Data extract:
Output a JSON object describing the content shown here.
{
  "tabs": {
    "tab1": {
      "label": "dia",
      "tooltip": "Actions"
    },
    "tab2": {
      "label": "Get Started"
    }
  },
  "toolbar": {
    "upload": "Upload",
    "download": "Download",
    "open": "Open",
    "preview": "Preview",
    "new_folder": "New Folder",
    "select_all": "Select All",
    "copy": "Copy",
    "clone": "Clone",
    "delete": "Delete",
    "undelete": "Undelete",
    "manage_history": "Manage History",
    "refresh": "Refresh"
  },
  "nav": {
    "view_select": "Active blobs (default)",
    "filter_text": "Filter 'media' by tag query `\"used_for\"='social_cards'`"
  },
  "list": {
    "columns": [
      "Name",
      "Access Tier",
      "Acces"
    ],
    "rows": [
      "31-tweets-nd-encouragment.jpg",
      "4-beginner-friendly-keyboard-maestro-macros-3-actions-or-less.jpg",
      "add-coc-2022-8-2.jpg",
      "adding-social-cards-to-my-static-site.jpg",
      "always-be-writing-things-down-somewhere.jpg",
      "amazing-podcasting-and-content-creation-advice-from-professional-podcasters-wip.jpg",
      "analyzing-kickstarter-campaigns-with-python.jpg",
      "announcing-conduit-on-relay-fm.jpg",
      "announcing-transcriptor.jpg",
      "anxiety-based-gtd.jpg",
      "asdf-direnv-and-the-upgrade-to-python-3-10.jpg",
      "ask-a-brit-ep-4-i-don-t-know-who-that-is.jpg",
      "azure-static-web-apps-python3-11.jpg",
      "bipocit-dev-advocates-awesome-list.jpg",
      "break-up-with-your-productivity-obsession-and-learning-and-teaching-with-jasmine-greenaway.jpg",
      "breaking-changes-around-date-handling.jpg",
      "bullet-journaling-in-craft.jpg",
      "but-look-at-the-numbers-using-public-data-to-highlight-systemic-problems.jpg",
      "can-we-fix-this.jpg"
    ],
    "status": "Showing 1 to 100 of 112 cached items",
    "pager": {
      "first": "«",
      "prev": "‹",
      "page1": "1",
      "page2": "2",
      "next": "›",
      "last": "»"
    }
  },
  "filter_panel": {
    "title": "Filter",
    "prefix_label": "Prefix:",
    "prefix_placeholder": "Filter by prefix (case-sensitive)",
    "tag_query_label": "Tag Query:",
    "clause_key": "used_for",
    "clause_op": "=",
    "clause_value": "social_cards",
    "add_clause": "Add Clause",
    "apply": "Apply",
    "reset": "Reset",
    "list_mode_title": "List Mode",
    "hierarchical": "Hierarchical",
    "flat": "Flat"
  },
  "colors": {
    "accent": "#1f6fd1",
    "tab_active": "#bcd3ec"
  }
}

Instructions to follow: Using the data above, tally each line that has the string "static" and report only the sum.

Exercise solution: 2